We as a culture like to blame the images surrounding us for our negative feelings about our bodies—and I don’t think we’re entirely off-base in doing so. But I wonder whether creating and reproducing images of ourselves is the solution. It’s as though because manipulated images created a special category of special (nonexistent) people, we then needed to disambiguate “real” women—and we used images to do so. I think it’s worthwhile to play with and examine images, including self-portraits, when working one’s way toward body peace. I also think it’s worthwhile to remember Audre Lorde’s words here: The master’s tools will never dismantle the master’s house.

As tempting as it may be to turn to imagery to boost our self-esteem, we need to do so with caution.
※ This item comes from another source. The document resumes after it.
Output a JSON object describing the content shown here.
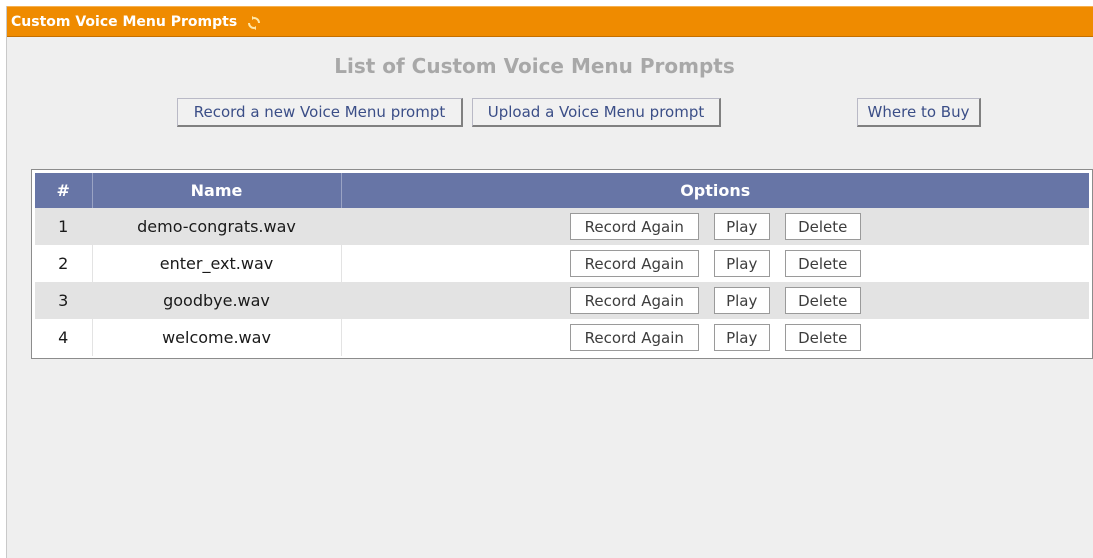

Images are powerful because they’re visceral; we see them both as a deeper truth and as something unreal. “It is common now for people to insist about their experience of a violent event in which they were caught up....that ‘it seemed like a movie,’” writes Susan Sontag in On Photography. “This is said, other descriptions seeming insufficient, in order to explain how real it was.” Turning to images—rather, turning ourselves into images—as a primary form of developing bodily self-esteem separates us from our bodies. It forces us to view our bodies in the same light under which we view the images of unreal bodies we’re trying to wrest ourselves from. Certainly, as these blog owners hope, we can emerge from that light feeling proud instead of dejected by comparison (look at our hips! our bellies! our stretch marks! our curves!). But we are still letting imagery dictate how we feel about our bodies, because imagery seems more real than ourselves.

I think of what writer and recovered binge eater Sunny Sea Gold said in our interview: “Our bodies are a very convenient, tangible place to place our angst, our disgust, whatever else.” She was speaking specifically about women with eating disorders, which is a distinct psychological condition and not something every woman who groans about her thighs suffers from. But I think her point holds for many of us: We heap a helluva lot upon our bodies, and sometimes the bodily loathing we in feminist circles bemoan isn’t about our bodies at all—or the models, or the images. It’s about larger circumstances that vary widely from individual to individual, but it’s safe to say it’s usually a mix of family and personal history, an economic system that puts a good deal of labor value on display over production, systemic sexism, and good old-fashioned existentialism.

That’s a lot to tackle. So we find an identifiable entry point—imagery—and begin there. My worry is that the prevalence of these blogs allows us to think we can stop there too.

I don’t mean to pick on body-positive photo blogs. I’m sure they can be helpful to some readers and creators, and their mere existence signals that people are working to override the status quo, which I applaud. But body positivity needs to be much more comprehensive in order for it to be effective—something that body image writers like Rosie Molinary and Medicinal Marzipan intuitively understand, with their multipronged approach to body image. They understand that body image cannot begin and end with surveillance, even surveillance of the nurturing kind.

“When the notion of reality changes, so does that of the image, and vice versa,” writes Sontag. “‘Our era’ does not prefer images to real things out of perversity but partly in response to the ways in which the notion of what is real has been progressively complicated and weakened.” When our bodies are the reality in question, and the progressive complication and weakening has been at a fever pitch for a while, we must take care not to allow our notion of the image to override reality. There’s been some excellent critique of the term “real woman” lately; our challenge from here is to make sure we don’t use the master’s tools—imagery of our corporeal selves—in order to define what those “real women” might be.